Requirement: If a line below contains the string "Develop", return that line.

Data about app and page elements
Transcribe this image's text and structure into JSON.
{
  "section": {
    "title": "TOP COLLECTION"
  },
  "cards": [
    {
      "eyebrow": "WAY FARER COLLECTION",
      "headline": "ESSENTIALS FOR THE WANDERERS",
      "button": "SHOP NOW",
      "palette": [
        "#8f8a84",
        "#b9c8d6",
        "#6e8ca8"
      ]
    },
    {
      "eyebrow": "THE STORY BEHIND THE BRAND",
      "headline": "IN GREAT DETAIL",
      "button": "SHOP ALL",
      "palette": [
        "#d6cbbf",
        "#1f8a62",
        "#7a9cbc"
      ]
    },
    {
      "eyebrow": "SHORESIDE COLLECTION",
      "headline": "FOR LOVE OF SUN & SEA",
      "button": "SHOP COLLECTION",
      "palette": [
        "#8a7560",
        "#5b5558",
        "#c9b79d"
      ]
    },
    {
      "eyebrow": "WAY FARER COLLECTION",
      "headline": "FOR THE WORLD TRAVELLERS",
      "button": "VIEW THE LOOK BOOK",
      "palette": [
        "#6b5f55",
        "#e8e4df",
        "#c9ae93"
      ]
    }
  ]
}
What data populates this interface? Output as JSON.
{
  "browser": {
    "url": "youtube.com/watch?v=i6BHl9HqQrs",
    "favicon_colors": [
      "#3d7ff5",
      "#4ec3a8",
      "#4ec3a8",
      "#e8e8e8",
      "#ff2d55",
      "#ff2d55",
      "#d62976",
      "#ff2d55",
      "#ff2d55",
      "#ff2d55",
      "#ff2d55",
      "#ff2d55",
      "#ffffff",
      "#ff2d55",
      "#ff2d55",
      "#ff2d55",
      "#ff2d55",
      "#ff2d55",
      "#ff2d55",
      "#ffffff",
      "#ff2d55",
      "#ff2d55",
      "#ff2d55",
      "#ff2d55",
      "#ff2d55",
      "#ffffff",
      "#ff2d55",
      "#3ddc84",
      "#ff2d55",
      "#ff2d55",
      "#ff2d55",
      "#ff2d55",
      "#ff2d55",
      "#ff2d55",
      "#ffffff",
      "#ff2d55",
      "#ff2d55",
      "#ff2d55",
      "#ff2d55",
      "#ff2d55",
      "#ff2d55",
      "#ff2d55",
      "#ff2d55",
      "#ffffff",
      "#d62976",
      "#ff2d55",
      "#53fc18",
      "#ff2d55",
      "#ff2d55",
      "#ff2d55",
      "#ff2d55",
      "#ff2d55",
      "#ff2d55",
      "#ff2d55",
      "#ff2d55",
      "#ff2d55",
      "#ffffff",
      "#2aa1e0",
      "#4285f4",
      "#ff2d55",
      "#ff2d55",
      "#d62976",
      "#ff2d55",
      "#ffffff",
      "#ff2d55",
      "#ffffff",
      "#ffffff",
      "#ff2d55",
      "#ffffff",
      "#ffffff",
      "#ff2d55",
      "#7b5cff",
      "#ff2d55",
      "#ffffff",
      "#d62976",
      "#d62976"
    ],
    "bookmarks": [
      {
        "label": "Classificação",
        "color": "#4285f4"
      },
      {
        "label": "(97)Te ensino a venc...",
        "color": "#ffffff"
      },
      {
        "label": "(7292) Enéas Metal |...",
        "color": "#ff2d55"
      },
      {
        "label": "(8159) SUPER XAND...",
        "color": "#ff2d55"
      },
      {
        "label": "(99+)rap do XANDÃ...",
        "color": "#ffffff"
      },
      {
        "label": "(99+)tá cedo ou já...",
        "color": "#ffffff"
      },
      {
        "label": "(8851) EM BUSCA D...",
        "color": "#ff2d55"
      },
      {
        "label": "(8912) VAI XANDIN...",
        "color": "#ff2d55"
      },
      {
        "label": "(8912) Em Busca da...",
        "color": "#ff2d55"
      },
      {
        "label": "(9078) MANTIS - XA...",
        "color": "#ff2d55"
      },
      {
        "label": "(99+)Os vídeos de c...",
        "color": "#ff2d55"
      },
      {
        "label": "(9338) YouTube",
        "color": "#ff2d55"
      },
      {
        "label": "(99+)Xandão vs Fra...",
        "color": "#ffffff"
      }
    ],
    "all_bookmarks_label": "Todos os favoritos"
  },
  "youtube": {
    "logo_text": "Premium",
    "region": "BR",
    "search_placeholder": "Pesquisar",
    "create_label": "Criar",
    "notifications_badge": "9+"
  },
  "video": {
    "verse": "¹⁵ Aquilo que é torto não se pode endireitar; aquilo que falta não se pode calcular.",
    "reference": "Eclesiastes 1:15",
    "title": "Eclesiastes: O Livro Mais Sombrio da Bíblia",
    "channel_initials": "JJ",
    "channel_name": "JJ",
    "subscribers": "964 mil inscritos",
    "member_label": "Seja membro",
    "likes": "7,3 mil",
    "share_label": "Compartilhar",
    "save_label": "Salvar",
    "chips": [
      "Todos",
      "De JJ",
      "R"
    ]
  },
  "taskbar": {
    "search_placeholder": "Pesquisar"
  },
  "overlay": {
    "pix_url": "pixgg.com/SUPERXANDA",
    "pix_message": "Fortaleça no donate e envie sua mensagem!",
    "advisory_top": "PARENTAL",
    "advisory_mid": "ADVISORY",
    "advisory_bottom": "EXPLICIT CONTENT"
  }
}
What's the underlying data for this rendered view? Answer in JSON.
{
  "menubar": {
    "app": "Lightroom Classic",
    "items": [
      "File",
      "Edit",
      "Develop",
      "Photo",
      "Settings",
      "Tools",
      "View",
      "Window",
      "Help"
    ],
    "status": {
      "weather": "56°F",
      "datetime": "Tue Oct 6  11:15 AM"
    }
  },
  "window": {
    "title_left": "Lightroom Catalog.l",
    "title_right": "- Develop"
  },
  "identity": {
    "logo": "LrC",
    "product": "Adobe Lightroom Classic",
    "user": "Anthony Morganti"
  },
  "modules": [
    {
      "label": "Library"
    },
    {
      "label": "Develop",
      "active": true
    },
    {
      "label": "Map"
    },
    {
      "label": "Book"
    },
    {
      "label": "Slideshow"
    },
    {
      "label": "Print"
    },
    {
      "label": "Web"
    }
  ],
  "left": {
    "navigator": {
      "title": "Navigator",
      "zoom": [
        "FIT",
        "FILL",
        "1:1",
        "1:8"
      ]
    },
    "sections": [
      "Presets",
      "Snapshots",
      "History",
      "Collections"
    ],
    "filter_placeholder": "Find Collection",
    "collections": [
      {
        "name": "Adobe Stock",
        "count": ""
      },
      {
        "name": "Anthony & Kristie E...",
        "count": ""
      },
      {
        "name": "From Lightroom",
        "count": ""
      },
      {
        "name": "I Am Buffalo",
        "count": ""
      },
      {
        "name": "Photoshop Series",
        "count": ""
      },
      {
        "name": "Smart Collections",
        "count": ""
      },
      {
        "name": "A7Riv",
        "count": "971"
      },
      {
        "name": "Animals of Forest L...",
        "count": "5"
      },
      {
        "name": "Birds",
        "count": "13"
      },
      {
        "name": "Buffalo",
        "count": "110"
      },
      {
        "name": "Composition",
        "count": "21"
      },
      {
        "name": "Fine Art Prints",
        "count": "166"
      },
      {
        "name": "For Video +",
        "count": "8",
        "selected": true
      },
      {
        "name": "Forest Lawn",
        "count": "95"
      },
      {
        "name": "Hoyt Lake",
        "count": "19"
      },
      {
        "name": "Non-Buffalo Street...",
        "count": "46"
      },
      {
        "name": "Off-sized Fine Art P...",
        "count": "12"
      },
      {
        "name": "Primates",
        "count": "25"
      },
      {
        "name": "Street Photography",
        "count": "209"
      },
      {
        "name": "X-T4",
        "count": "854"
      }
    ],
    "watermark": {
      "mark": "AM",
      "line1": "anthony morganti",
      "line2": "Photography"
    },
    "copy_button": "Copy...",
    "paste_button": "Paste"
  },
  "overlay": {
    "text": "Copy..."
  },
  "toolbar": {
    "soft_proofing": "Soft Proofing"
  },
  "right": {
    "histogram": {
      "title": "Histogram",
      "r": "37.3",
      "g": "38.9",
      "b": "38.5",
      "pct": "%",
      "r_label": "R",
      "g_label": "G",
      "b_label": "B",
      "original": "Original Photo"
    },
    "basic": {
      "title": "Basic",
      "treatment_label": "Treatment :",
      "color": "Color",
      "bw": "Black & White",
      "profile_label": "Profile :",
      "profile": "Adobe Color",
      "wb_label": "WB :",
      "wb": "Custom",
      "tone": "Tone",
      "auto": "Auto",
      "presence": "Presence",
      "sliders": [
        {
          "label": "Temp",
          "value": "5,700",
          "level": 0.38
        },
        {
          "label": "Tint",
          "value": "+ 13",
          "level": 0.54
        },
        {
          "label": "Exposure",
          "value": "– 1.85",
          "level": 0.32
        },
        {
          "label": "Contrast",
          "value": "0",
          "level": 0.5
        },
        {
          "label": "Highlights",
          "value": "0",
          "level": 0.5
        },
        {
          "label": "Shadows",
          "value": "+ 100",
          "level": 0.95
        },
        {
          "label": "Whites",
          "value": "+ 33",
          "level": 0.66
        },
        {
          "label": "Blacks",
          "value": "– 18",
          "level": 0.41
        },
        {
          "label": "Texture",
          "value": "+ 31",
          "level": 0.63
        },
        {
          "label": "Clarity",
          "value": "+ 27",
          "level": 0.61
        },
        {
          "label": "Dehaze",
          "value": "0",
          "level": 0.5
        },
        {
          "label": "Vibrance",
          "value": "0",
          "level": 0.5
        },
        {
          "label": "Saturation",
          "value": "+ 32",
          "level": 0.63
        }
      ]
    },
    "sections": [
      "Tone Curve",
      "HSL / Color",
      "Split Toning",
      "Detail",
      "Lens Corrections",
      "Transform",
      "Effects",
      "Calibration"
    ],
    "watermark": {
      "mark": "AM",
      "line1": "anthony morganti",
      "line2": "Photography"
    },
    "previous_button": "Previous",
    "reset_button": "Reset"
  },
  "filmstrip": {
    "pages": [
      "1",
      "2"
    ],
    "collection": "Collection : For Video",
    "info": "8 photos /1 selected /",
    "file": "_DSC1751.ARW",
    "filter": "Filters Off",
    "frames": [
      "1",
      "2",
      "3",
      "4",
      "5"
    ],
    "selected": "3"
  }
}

Response to this exercise:
      "Develop",
    "title_right": "- Develop"
      "label": "Develop",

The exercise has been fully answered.